=== DATA ===

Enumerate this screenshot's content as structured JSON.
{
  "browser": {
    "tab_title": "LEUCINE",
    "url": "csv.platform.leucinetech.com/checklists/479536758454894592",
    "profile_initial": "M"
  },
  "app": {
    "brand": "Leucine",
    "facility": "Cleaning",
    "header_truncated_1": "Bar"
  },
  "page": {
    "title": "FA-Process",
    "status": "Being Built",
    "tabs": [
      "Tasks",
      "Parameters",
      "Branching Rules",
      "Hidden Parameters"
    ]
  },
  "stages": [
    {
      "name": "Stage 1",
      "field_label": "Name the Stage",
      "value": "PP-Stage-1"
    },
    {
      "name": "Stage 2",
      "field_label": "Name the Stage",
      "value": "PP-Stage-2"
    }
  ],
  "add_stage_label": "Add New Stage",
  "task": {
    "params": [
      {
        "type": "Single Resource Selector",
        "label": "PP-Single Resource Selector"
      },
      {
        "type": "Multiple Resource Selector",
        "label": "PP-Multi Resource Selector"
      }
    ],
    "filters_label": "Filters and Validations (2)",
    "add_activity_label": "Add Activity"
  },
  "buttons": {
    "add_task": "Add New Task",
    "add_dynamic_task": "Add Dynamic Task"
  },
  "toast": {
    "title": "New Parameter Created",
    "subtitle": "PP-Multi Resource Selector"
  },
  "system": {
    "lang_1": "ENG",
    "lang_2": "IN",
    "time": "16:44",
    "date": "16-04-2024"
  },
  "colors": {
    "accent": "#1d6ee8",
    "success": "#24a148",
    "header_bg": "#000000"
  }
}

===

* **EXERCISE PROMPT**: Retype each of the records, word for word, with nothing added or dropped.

* **RESPONSE**:
Enumerate this screenshot's content as structured JSON.
{
  "browser": {
    "tab_title": "LEUCINE",
    "url": "csv.platform.leucinetech.com/checklists/479536758454894592",
    "profile_initial": "M"
  },
  "app": {
    "brand": "Leucine",
    "facility": "Cleaning",
    "header_truncated_1": "Bar"
  },
  "page": {
    "title": "FA-Process",
    "status": "Being Built",
    "tabs": [
      "Tasks",
      "Parameters",
      "Branching Rules",
      "Hidden Parameters"
    ]
  },
  "stages": [
    {
      "name": "Stage 1",
      "field_label": "Name the Stage",
      "value": "PP-Stage-1"
    },
    {
      "name": "Stage 2",
      "field_label": "Name the Stage",
      "value": "PP-Stage-2"
    }
  ],
  "add_stage_label": "Add New Stage",
  "task": {
    "params": [
      {
        "type": "Single Resource Selector",
        "label": "PP-Single Resource Selector"
      },
      {
        "type": "Multiple Resource Selector",
        "label": "PP-Multi Resource Selector"
      }
    ],
    "filters_label": "Filters and Validations (2)",
    "add_activity_label": "Add Activity"
  },
  "buttons": {
    "add_task": "Add New Task",
    "add_dynamic_task": "Add Dynamic Task"
  },
  "toast": {
    "title": "New Parameter Created",
    "subtitle": "PP-Multi Resource Selector"
  },
  "system": {
    "lang_1": "ENG",
    "lang_2": "IN",
    "time": "16:44",
    "date": "16-04-2024"
  },
  "colors": {
    "accent": "#1d6ee8",
    "success": "#24a148",
    "header_bg": "#000000"
  }
}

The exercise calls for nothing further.